Problem:
Would you restate each entry word for word, omitting the pictures?

Component data from apps and pages:
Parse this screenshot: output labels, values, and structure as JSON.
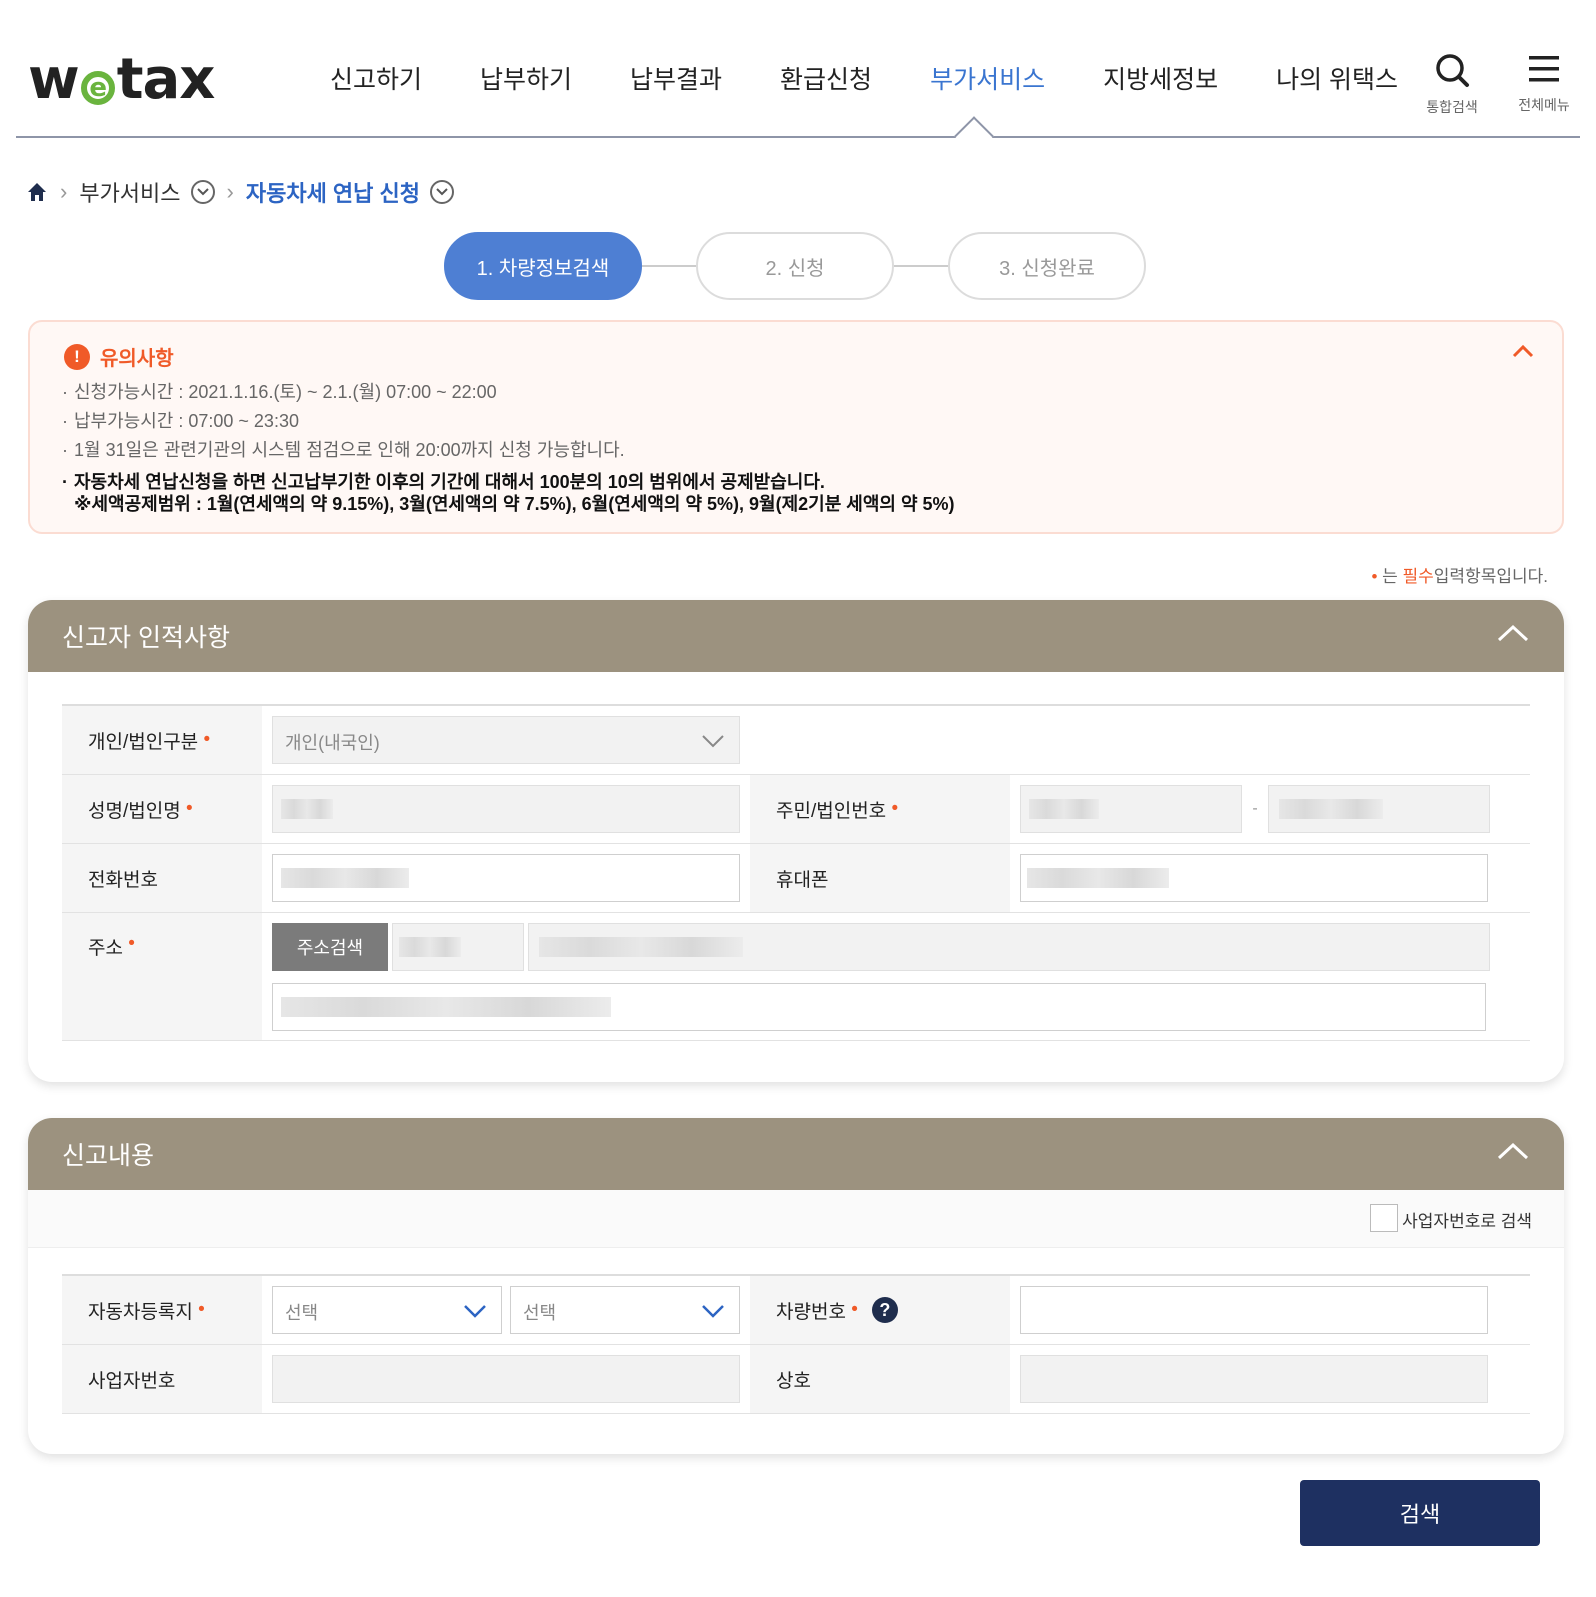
{
  "header": {
    "logo_text_left": "w",
    "logo_text_e": "e",
    "logo_text_right": "tax",
    "nav": [
      "신고하기",
      "납부하기",
      "납부결과",
      "환급신청",
      "부가서비스",
      "지방세정보",
      "나의 위택스"
    ],
    "active_nav": "부가서비스",
    "search_label": "통합검색",
    "menu_label": "전체메뉴"
  },
  "breadcrumb": {
    "home_icon": "home-icon",
    "level1": "부가서비스",
    "level2": "자동차세 연납 신청"
  },
  "steps": [
    "1. 차량정보검색",
    "2. 신청",
    "3. 신청완료"
  ],
  "notice": {
    "title": "유의사항",
    "items": [
      "신청가능시간 : 2021.1.16.(토) ~ 2.1.(월) 07:00 ~ 22:00",
      "납부가능시간 : 07:00 ~ 23:30",
      "1월 31일은 관련기관의 시스템 점검으로 인해 20:00까지 신청 가능합니다."
    ],
    "bold_line1": "자동차세 연납신청을 하면 신고납부기한 이후의 기간에 대해서 100분의 10의 범위에서 공제받습니다.",
    "bold_line2": "※세액공제범위 : 1월(연세액의 약 9.15%), 3월(연세액의 약 7.5%), 6월(연세액의 약 5%), 9월(제2기분 세액의 약 5%)"
  },
  "required_note": {
    "dot": "•",
    "pre": " 는 ",
    "must": "필수",
    "post": "입력항목입니다."
  },
  "panel1": {
    "title": "신고자 인적사항",
    "type_label": "개인/법인구분",
    "type_value": "개인(내국인)",
    "name_label": "성명/법인명",
    "id_label": "주민/법인번호",
    "id_sep": "-",
    "phone_label": "전화번호",
    "mobile_label": "휴대폰",
    "address_label": "주소",
    "address_button": "주소검색"
  },
  "panel2": {
    "title": "신고내용",
    "checkbox_label": "사업자번호로 검색",
    "region_label": "자동차등록지",
    "select1": "선택",
    "select2": "선택",
    "car_number_label": "차량번호",
    "help_symbol": "?",
    "biz_number_label": "사업자번호",
    "company_label": "상호"
  },
  "search_button": "검색",
  "colors": {
    "accent_blue": "#3a75d0",
    "step_active": "#4e7fd3",
    "panel_header": "#9c927f",
    "notice_orange": "#f05a28",
    "search_button": "#1e3061"
  }
}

Exercise solution:
Parse this screenshot: output labels, values, and structure as JSON.
{
  "header": {
    "logo_text_left": "w",
    "logo_text_e": "e",
    "logo_text_right": "tax",
    "nav": [
      "신고하기",
      "납부하기",
      "납부결과",
      "환급신청",
      "부가서비스",
      "지방세정보",
      "나의 위택스"
    ],
    "active_nav": "부가서비스",
    "search_label": "통합검색",
    "menu_label": "전체메뉴"
  },
  "breadcrumb": {
    "home_icon": "home-icon",
    "level1": "부가서비스",
    "level2": "자동차세 연납 신청"
  },
  "steps": [
    "1. 차량정보검색",
    "2. 신청",
    "3. 신청완료"
  ],
  "notice": {
    "title": "유의사항",
    "items": [
      "신청가능시간 : 2021.1.16.(토) ~ 2.1.(월) 07:00 ~ 22:00",
      "납부가능시간 : 07:00 ~ 23:30",
      "1월 31일은 관련기관의 시스템 점검으로 인해 20:00까지 신청 가능합니다."
    ],
    "bold_line1": "자동차세 연납신청을 하면 신고납부기한 이후의 기간에 대해서 100분의 10의 범위에서 공제받습니다.",
    "bold_line2": "※세액공제범위 : 1월(연세액의 약 9.15%), 3월(연세액의 약 7.5%), 6월(연세액의 약 5%), 9월(제2기분 세액의 약 5%)"
  },
  "required_note": {
    "dot": "•",
    "pre": " 는 ",
    "must": "필수",
    "post": "입력항목입니다."
  },
  "panel1": {
    "title": "신고자 인적사항",
    "type_label": "개인/법인구분",
    "type_value": "개인(내국인)",
    "name_label": "성명/법인명",
    "id_label": "주민/법인번호",
    "id_sep": "-",
    "phone_label": "전화번호",
    "mobile_label": "휴대폰",
    "address_label": "주소",
    "address_button": "주소검색"
  },
  "panel2": {
    "title": "신고내용",
    "checkbox_label": "사업자번호로 검색",
    "region_label": "자동차등록지",
    "select1": "선택",
    "select2": "선택",
    "car_number_label": "차량번호",
    "help_symbol": "?",
    "biz_number_label": "사업자번호",
    "company_label": "상호"
  },
  "search_button": "검색",
  "colors": {
    "accent_blue": "#3a75d0",
    "step_active": "#4e7fd3",
    "panel_header": "#9c927f",
    "notice_orange": "#f05a28",
    "search_button": "#1e3061"
  }
}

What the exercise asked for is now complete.